The door continues to swing both ways in the A’s clubhouse, so here’s a quick update on today’s roster news: Dana Eveland was optioned to Triple-A following last night’s disaster and Dan Meyer was called up to take his place. … As I write this, we’re about an hour from first pitch and the A’s still don’t know who today’s starting pitcher will be. It’s Dallas Braden’s turn, but Braden has a nasty virus and hardly looked like someone ready to take the ball Sunday morning. Meyer, fresh off a red-eye flight that landed in Boston at 6:15 this morning, gets the start if Braden can’t go.

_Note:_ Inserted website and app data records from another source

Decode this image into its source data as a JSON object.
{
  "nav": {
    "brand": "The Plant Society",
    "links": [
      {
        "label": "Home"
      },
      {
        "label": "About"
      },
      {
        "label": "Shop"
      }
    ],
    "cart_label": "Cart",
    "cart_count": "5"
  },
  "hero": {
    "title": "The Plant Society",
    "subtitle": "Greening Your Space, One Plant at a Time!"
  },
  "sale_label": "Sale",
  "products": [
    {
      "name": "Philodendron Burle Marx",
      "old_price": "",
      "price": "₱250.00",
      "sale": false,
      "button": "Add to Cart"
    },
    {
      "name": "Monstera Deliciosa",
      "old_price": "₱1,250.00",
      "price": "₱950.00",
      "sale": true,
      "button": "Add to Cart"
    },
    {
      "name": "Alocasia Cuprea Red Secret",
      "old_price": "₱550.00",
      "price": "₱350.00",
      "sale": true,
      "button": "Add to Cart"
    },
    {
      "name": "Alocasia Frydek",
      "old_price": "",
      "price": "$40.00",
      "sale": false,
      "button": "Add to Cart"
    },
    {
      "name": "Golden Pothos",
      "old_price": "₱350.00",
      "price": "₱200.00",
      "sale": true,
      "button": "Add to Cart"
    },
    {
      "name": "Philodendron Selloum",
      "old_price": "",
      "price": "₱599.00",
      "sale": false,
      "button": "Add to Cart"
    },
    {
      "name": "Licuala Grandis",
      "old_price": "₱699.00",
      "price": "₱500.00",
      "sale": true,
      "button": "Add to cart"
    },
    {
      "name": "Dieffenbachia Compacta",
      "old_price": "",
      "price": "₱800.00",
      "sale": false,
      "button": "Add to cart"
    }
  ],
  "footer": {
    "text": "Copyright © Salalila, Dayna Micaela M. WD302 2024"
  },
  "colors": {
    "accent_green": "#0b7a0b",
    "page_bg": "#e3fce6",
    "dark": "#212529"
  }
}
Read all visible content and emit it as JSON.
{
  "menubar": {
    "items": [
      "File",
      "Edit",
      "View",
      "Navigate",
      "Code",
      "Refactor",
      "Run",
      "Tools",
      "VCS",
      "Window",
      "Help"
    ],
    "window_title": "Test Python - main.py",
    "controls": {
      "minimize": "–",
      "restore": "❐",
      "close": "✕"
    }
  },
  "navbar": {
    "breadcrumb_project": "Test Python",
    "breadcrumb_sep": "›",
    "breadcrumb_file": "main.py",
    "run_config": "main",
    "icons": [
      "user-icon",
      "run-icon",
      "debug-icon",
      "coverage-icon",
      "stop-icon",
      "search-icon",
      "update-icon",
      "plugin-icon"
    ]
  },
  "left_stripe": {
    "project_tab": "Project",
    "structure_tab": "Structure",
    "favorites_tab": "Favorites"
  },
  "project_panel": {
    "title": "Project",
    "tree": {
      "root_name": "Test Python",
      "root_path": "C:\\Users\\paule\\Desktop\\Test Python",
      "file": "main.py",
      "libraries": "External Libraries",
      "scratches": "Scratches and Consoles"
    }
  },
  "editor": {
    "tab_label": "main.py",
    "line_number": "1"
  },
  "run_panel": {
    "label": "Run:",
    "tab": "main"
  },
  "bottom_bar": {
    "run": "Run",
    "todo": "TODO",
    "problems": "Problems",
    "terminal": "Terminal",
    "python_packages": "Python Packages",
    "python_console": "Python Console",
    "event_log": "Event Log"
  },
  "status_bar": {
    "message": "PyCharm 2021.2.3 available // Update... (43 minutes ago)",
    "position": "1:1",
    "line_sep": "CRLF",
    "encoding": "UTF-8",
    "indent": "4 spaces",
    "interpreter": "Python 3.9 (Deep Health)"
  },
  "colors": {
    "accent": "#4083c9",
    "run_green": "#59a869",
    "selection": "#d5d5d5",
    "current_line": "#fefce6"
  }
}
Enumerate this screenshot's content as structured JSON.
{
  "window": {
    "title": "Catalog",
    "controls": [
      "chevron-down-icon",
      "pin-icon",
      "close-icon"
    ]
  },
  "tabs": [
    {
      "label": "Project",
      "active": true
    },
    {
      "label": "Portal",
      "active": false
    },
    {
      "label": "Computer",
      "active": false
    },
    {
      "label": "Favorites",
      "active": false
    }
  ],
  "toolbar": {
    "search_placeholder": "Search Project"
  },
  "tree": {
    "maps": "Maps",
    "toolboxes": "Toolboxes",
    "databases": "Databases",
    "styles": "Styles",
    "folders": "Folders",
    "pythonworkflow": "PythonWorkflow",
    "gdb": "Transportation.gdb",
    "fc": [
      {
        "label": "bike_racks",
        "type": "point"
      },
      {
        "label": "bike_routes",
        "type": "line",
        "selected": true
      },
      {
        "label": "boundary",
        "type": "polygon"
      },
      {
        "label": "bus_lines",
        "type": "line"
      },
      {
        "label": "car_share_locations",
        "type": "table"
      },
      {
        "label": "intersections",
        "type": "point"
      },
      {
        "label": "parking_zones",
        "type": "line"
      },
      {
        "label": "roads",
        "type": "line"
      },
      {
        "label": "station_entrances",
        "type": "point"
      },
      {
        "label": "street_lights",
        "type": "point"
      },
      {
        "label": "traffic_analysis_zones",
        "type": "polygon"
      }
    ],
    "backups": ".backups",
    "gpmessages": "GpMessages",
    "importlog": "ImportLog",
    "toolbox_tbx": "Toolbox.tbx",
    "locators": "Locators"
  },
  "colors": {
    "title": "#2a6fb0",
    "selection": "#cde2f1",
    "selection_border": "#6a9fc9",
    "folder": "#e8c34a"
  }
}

Eveland still looked shaken from the news before he left the clubhouse this morning. Understandable. After a couple of failed stints in the majors before, both he and the A’s seemed to think he figured out what it took to be a consistent big league pitcher. More than anything physical, Eveland said he hopes to get mentally tougher down in Sacramento. Expect the A’s to monitor his workload closely considering the innings he’s piled up this season. … And the A’s are still trying to learn what they have in Meyer, the last of the three players still with the organization from the Tim Hudson trade. He was 10-5 with a 4.48 ERA for the River Cats and was among the PCL leaders in strikeouts. You figure he or Lenny DiNardo slips into Eveland’s rotation spot but Bob Geren said the A’s haven’t decided that yet. Never a dull moment around this team, and that’s saying something considering they’re 53-56!!!
If the A’s take a lead into the ninth inning tonight, keep an eye on who Bob Geren calls for out of the ‘pen. Geren has taken the full-time closer’s role away from Huston Street for the time being, saying he wants to have some flexibility to go with the hot hand for the ninth inning. He mentioned Brad Ziegler and lefty Jerry Blevins as two of the guys he might use to close games other than Street, who he still considers an option in save situations. Street chatted about the situation before tonight’s game and, not surprisingly, isn’t thrilled.
As I’ve written here before, the A’s should use the rest of this season to take a long look at their young players to see who fits where looking ahead to ’09. This move certainly is a step in that direction. But if Street doesn’t re-assume the regular closer’s role by season’s end, where does that leave him in the team’s future plans? I have a feeling there are some strong opinions out there on this topic …
College roomate is in town from Europe this weekend. This time of year is super busy for me personally, because family and friends all take their summer vacations. Keep that in mind the next time you think being a baseball writer is the most glamorous job in the world. Baseball’s steadiness prevents any real vacation during the summer.
Anyway, that rant was just to point out that I didn’t the see the A’s play the Red Sox last night. But I “saw” all I needed to see when my cousin Amy, who lives in Connecticut, texted me with the message: 11 hits, 1 run? They do stink.”
Says it all don’t you think?
Incidentally, real quick. Don’t mistake my empathy for the difficulties Lew Wolff faces with the ballpark for a compassion about his ownership. It’s been one of the worst we’ve ever seen in the Bay Area. The Steve Schott Era didn’t start out wonderfully, either, though, so keep that in mind.
So, the A’s may be an afterthought when it comes to the American League playoff picture, and the final two months of their season may seem anticlimatic. But I gotta tell you, walking into Fenway Park just brings a certain electricity to any series. Is that corny? Probably … But whether it’s the history of this place, or the fact that I only get to cover one or two series a year in Boston, games at Fenway just seem more important. I get reminded by my friends all the time how lucky I am to have this job. Most of them would kill to cover major league baseball for a living. And to be honest, it’s easy to take it for granted. Writers get so wrapped up in the work side of it — finding stories, meeting deadlines — that most of the people in the press box are simply rooting for a game to end so we can get our stories finished. Then you come to Fenway and you’re able to put it all in perspective: It’s very cool to call a baseball stadium your office. …
Dialing down the cheesiness a bit, here’s some A’s news: Frank Thomas was activated, he’s DH tonight and batting cleanup. Daric Barton also was activated, and after some adventures getting to Boston (he didn’t arrive at the park until about one hour before first pitch) he’s starting at first and batting ninth. Andrew Brown was put on the DL with a right shoulder injury (helps explain his recent dip in velocity, huh?) and infielder Gregorio Petit was called up. Joey Devine also arrived but he has yet to be activated from the DL. They wouldn’t fly him here unless he was going to join the bullpen, so I assume someone else will be departing after this game to make room for him on the roster.
One last thing: Jason Bay is in Boston’s lineup (replacing Manny) and starting in left field. Although he grew up in British Columbia, his dad was a diehard Red Sox fan. And Bay says he grew up with posters of Jim Rice and Carl Yastremzki on his wall. Could it get any better for a guy?